ABOUT THIS EXERCISE:
Below are the records. List every line holding the word "value".

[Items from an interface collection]
┌──
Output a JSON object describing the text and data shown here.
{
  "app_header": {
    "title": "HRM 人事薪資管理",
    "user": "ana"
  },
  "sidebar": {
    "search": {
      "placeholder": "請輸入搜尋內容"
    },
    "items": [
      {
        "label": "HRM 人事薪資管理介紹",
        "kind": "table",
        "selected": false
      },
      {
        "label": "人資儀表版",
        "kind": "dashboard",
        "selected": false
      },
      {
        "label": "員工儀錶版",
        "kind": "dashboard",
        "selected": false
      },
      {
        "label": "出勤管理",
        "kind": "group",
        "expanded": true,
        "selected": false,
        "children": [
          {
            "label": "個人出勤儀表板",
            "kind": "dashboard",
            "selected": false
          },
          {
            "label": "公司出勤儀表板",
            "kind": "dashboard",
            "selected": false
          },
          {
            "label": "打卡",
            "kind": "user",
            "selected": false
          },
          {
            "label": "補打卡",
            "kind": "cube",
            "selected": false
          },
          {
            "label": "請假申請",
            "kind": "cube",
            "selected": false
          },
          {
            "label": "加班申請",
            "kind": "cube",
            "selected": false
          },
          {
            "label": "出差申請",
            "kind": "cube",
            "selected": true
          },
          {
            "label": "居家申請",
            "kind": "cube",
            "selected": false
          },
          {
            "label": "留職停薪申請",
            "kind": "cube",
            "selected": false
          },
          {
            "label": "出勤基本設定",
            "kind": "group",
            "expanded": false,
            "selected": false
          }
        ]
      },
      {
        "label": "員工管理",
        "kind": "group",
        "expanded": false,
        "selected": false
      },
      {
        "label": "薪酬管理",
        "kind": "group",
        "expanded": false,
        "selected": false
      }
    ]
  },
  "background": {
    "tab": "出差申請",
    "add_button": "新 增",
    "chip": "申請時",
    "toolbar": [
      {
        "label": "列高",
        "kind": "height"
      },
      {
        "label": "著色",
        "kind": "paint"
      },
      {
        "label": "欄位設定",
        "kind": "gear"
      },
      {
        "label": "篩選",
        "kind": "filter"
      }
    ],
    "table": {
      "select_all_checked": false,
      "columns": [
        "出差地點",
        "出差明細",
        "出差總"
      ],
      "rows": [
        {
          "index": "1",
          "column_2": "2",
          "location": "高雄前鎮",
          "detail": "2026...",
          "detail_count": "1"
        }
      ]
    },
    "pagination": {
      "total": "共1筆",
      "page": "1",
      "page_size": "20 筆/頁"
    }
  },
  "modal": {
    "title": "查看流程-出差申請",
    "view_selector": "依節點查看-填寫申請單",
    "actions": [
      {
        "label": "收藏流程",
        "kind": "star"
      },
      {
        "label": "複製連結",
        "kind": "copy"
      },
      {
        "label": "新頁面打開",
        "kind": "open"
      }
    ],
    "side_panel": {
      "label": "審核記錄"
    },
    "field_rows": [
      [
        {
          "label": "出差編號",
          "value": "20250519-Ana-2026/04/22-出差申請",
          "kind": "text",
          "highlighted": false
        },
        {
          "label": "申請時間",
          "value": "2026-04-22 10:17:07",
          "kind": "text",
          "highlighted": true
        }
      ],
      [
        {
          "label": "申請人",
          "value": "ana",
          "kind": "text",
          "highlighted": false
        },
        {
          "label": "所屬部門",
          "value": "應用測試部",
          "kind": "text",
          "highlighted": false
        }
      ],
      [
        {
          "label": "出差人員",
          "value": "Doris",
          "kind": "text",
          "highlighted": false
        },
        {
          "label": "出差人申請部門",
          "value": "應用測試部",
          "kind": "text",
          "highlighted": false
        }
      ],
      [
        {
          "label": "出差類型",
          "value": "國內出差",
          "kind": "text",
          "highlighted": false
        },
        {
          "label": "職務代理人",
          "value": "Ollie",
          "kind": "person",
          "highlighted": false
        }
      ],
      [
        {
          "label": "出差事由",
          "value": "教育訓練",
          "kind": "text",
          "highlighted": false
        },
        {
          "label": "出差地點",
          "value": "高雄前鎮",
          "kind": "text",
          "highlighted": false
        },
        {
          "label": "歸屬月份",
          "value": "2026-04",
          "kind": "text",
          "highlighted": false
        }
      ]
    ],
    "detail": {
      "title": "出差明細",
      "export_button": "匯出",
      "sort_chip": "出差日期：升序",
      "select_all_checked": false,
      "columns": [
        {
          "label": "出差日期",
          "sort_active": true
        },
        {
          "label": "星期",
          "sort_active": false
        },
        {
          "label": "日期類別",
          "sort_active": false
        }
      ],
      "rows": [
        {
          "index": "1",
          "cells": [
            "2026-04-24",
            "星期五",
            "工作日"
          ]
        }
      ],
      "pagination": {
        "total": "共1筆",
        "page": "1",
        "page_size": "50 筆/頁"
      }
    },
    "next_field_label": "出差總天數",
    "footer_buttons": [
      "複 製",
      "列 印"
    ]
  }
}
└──
SOLUTION FOR THIS PROBLEM:
          "value": "20250519-Ana-2026/04/22-出差申請",
          "value": "2026-04-22 10:17:07",
          "value": "ana",
          "value": "應用測試部",
          "value": "Doris",
          "value": "應用測試部",
          "value": "國內出差",
          "value": "Ollie",
          "value": "教育訓練",
          "value": "高雄前鎮",
          "value": "2026-04",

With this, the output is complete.